» **Records for this task**:
▬▬▬
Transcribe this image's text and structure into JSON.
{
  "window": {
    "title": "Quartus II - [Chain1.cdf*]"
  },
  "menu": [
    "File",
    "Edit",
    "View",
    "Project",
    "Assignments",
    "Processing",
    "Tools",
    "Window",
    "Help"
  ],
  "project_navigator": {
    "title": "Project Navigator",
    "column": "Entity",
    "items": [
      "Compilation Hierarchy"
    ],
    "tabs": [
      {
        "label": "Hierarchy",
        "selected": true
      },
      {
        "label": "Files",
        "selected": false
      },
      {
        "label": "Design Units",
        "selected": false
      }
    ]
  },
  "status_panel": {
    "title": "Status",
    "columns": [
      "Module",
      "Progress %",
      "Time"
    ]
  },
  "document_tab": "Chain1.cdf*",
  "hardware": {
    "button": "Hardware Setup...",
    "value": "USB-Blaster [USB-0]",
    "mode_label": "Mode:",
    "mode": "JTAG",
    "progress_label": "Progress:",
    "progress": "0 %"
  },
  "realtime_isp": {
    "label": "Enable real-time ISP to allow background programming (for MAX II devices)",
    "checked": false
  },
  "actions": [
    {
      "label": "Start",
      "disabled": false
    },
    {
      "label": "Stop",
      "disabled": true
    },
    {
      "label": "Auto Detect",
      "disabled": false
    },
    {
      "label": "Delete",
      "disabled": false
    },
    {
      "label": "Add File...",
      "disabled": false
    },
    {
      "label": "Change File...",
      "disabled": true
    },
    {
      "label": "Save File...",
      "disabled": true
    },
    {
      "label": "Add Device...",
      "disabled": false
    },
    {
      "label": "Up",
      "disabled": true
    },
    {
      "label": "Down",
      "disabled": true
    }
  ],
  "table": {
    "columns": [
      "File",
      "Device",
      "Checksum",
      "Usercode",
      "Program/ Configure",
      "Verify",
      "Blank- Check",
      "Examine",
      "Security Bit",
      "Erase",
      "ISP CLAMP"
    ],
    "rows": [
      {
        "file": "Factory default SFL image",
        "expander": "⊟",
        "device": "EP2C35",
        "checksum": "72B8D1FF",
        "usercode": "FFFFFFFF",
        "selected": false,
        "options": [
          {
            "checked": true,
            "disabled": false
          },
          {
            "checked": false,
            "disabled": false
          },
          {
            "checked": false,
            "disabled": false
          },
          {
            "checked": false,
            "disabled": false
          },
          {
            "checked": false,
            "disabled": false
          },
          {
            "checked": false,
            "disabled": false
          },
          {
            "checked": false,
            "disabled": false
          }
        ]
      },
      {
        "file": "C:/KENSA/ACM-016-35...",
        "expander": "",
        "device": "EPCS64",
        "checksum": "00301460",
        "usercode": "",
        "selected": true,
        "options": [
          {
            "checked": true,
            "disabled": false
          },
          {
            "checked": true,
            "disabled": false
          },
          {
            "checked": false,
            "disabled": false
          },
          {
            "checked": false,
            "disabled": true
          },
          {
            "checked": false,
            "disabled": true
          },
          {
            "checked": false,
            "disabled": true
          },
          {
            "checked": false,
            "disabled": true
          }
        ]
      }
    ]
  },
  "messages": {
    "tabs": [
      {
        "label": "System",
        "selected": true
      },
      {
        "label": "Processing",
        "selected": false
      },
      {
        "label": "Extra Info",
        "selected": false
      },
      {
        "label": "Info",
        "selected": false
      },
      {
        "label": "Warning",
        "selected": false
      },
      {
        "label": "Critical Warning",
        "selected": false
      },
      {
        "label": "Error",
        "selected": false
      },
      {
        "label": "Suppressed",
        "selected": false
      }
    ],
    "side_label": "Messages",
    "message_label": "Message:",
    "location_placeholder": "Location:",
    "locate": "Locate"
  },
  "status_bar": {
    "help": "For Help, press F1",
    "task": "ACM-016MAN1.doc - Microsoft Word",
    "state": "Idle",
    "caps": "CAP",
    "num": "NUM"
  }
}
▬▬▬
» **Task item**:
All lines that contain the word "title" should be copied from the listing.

» **Answer box**:
    "title": "Quartus II - [Chain1.cdf*]"
    "title": "Project Navigator",
    "title": "Status",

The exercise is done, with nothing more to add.